We have recalculated our carbon footprint baseline and all previous years in order to account for material changes to the conversion factors provided by Defra for company reporting purposes. title="Link to environment page">More details on our wide ranging environmental activities can be found here.

Sewerage pollution incidents


Pollution incidents can arise when there are problems on our network (e.g. a pipe collapse leading to a sewer spillage) or operational issues at our treatment works. We work closely with the Environment Agency and other partners to minimise the environmental impact of these incidents, on the rare occasion that they occur.

In the 2013 calendar year, we recorded a total of forty eight sewerage related pollution incidents (measured per 10,000km of sewer length) – which is better than the industry average. The majority of these incidents were classified by the Environment Agency as minor (category 3) incidents.

Serious sewerage pollution incidents


In the 2013 calendar year, there were 1.1 sewerage related pollution incidents (measured per 10,000km of sewer length) considered to pose a serious environmental risk, according to the Environment Agency’s classification scheme. This represents a performance which is better than the industry average.

Discharge permit compliance


Our sewage treatment works must meet strict Environment Agency discharge permit conditions which govern the treatment and disposal of wastewater. In 2013, just below 99% of our works met these standards which although being lower than the EA target for a green status, is better than the industry average and means we have performed better than our target for the last six consecutive years.

Sludge disposal


Sludge is a by-product of the wastewater treatment process. We produce around 200,000 tonnes of sludge per year, some of which is recycled as fertiliser for agricultural land. This use is subject to a variety of controls, in order to prevent environmental pollution and safeguard human and animal health.

In 2013/14, 99.9% of our sludge disposal met regulatory requirements – just short of the 100 % required to achieve green status. We have an ongoing programme of improvement works in this area and are targeting to achieve 100% compliance in 2014/15. Our 2013/14 performance level shows a further improvement from the 99.2% compliance in 2012/13.

Financial indicators

Post tax return on capital


Our operating profit, less tax, as a return on regulatory capital value, was in line with the post tax return assumed in price limits of 4.85%. The reported value of 4.7% has been adjusted for the impact of a tax credit received in the year relating to settlement of prior years’ tax assessments. On an unadjusted basis the post tax return on capital would be 6.3%

Credit rating


We target an A3 credit rating from Moody’s rating agency, as we consider that this best mirrors regulatory assumptions. This credit rating target has been in place since 2007 and we continue to be rated A3 with a stable outlook. In line with the Ofwat reporting guidance, our KPI measure shows the lower rating issued by Standard and Poor’s rating agency of BBB+. The split ratings reflect a difference in methodology employed by the credit ratings agencies, particularly in respect of infrastructure renewals accounting.
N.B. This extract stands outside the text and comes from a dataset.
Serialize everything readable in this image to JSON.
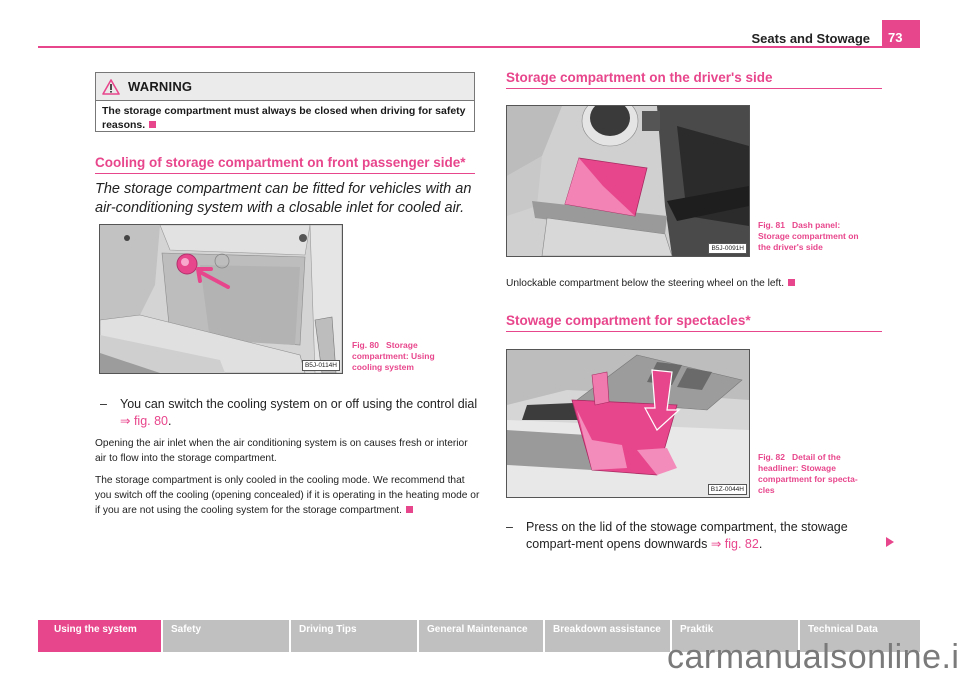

Our net debt, as a percentage of total regulatory capital value, was 61.4% on 31 March 2014. This compares to 64.4% on 31 March 2013. Gearing has been calculated using a United Utilities Water (UUW) net debt number including derivatives.

Interest cover


The interest cover ratio for 2013/14 is 3.0. This represents the number of times our profits, before interest and tax, cover interest due on all our borrowing. This year’s ratio has been affected by the impact of a tax credit received in the year relating to settlement of prior years’ tax assessments and the phasing of pension deficit repair contributions. Adjusting for tax and pensions the interest cover ratio would have been 2.2 which compares to an equivalent normalised ratio for 2012/13 of 2.3.